Tahoe Nugget #83:
Digging Deeper than the Donners
June 14, 2006
A $6 million museum has been approved for Donner Lake Memorial State Park, so this summer California State Park archaeologists, overseen by a Chico State professor, will conduct a dig in the area where the new museum
is to be constructed. Although the location is on the path between two of the three cabins built in November 1846 by members of the Donner party, this excavation project is focused primarily on finding artifacts and
remants of Native Americans. Scientists have previously found evidence that people have been crossing Donner Pass for at least 6,000 years, and "possibly to the mammoth hunters of 11,000 years ago."

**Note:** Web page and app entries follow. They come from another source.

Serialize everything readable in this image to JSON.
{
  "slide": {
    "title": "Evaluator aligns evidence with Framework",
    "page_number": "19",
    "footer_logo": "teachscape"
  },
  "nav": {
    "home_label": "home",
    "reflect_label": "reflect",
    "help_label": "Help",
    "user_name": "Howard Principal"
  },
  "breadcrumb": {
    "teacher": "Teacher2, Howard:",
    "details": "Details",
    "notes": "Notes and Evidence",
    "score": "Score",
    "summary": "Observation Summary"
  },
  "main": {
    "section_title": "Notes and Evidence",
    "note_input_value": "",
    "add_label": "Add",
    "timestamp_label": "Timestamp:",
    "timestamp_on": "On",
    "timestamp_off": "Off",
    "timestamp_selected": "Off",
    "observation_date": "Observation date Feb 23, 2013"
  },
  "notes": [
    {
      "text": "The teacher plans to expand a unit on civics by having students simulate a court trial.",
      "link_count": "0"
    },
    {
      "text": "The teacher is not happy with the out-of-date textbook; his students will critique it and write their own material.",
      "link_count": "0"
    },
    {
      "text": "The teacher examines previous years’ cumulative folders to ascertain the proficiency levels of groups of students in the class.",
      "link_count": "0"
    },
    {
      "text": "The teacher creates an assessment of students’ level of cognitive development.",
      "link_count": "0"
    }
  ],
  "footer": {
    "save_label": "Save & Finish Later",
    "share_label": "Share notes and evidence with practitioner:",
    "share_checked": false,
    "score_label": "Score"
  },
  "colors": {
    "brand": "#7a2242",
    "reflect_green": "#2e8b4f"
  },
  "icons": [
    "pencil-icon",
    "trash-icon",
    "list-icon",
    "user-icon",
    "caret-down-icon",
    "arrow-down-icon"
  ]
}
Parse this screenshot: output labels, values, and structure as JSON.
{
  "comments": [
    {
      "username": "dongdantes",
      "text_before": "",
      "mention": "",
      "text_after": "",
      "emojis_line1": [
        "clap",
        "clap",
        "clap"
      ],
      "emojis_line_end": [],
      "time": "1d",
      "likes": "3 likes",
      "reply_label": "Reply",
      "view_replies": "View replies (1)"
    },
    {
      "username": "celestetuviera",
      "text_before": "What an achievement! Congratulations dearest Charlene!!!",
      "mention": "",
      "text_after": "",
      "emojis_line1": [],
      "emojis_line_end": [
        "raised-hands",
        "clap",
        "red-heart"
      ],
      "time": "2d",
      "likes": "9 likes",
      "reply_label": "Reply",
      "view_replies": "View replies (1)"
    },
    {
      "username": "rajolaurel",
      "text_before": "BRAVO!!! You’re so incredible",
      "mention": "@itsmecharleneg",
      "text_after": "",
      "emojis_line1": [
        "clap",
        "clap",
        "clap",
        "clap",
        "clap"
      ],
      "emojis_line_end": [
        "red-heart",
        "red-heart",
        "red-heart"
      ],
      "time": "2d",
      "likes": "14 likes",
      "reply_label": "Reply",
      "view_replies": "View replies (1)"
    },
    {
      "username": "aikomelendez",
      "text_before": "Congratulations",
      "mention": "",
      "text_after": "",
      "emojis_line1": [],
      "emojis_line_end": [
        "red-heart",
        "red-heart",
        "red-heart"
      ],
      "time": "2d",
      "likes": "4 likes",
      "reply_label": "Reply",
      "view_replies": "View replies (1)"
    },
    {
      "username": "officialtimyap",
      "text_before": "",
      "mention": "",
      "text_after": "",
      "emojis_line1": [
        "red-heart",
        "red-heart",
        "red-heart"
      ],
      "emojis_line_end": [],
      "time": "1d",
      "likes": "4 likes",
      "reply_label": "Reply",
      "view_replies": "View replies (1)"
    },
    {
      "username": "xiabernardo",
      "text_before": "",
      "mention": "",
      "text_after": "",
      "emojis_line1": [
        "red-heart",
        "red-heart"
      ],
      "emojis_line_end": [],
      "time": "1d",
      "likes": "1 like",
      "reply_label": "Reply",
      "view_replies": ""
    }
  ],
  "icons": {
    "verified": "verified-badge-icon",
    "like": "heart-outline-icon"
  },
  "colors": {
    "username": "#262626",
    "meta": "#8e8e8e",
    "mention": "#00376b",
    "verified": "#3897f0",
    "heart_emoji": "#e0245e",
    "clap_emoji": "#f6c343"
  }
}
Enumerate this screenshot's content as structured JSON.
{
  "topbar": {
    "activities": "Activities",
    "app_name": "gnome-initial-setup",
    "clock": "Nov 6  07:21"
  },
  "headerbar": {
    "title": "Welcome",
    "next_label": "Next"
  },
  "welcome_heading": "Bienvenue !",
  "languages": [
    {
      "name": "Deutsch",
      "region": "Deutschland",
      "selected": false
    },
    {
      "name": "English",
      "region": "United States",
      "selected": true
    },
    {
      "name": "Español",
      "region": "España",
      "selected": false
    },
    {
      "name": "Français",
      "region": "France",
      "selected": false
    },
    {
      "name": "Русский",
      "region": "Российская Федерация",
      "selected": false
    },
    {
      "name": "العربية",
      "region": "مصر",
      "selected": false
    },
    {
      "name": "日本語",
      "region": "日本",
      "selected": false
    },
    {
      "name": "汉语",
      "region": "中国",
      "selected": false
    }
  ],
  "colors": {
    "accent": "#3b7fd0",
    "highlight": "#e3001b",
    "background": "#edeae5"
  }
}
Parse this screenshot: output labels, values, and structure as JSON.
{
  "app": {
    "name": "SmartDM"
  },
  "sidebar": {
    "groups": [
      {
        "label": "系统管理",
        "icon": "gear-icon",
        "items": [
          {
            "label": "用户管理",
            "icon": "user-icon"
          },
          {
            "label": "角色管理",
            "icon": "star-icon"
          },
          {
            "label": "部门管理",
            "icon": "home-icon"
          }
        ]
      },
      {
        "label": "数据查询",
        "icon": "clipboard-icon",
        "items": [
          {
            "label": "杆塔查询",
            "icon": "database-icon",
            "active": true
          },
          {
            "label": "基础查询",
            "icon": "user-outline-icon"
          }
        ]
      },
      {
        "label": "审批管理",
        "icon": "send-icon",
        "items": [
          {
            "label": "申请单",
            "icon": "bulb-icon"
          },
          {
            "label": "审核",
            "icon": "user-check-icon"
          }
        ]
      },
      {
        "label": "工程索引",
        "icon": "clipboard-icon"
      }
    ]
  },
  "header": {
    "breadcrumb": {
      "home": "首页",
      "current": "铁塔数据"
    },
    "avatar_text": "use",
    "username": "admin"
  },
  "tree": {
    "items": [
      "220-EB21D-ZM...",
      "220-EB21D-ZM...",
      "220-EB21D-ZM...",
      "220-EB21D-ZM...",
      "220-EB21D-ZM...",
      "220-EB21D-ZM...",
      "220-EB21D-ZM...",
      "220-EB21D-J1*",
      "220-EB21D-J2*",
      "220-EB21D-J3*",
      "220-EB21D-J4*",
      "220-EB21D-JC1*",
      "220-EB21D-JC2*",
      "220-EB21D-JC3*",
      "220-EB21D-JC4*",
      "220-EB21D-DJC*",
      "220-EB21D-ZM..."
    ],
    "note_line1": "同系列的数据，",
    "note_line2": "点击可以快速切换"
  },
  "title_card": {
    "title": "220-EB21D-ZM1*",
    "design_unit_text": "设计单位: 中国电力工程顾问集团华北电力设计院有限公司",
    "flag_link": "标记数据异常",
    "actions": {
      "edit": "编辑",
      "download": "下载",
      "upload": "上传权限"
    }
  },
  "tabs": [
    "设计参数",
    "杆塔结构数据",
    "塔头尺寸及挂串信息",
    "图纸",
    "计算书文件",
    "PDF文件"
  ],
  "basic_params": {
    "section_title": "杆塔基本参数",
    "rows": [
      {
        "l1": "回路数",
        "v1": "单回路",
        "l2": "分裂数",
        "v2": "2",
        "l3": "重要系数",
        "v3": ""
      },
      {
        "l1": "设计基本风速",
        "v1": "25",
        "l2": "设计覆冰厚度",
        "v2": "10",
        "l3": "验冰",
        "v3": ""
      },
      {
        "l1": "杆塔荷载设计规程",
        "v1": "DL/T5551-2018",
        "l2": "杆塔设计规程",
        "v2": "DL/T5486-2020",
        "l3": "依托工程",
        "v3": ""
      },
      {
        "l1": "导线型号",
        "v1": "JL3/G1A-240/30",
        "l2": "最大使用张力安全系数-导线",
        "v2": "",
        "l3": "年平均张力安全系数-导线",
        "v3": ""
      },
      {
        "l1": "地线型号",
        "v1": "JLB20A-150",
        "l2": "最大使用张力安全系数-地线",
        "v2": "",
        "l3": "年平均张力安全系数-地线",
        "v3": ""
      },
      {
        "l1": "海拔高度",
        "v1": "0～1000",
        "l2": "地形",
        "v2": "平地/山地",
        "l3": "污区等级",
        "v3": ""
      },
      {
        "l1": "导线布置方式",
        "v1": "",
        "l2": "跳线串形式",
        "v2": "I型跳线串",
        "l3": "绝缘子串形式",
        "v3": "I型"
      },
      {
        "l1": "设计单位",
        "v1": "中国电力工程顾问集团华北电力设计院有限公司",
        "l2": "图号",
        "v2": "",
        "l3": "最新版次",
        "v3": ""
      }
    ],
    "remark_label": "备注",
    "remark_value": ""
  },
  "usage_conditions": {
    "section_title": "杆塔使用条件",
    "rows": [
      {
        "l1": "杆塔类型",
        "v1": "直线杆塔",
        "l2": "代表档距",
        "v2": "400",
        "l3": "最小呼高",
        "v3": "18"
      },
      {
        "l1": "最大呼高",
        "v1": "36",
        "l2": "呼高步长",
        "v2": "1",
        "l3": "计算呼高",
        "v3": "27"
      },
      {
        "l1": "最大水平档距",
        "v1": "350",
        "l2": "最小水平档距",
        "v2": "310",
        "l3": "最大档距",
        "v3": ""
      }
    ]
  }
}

Previous digs at one of the cabin sites revealed many Donner party artifacts such as ceramic shards, jewelry and other miscellaneous items. A pioneer monument was erected over a second cabin location in the
early 20th century which has so far stymied efforts for a scientific exploration there. Over the years, souvenir hunters and amateur archaeologists have looted the site (located close to old Highway 40 and the first
transcontinental railroad), but this summer's dig may still unearth additional Donner relics. More exciting would be the discovery of evidence from the Elisha Stephens-led wagon train of 1844, the first pioneers
to haul wagons over Donner Pass and open the California Trail.
Frank X. Mullen, a Donner party historian and senior journalist for the Reno Gazette-Journal, reported that in the deeper layers of the soil,
archaeologists "may find artifacts from the Washoe people (who wintered in present-day Western Nevada), the tribes who preceded them, and other humans who crisscrossed Donner Pass thousands of years ago.
Previous digs have unearthed Washoe ovens, projectile points — spear and arrow tips — that go back at least 6,000 years."
I'll keep you posted.
Photo #1: This boulder (glacial erratic) near the east end of Donner Lake served as the west wall of the Murphy family cabin during the heavy winter of 1847. Archaeological digs conducted here in the 1980s and 1990s
produced artifacts and animal bones but no evidence of human cannibalism.
Photo #2: Indian "metates" at Spooner Lake. A metate is a shallow grinding bowl in which nuts and seeds were ground by milling
with a small stone held in the hand.
Photo #3: American Indians probably used this cave overlooking Martis Valley to rest, spot game or take shelter from the weather.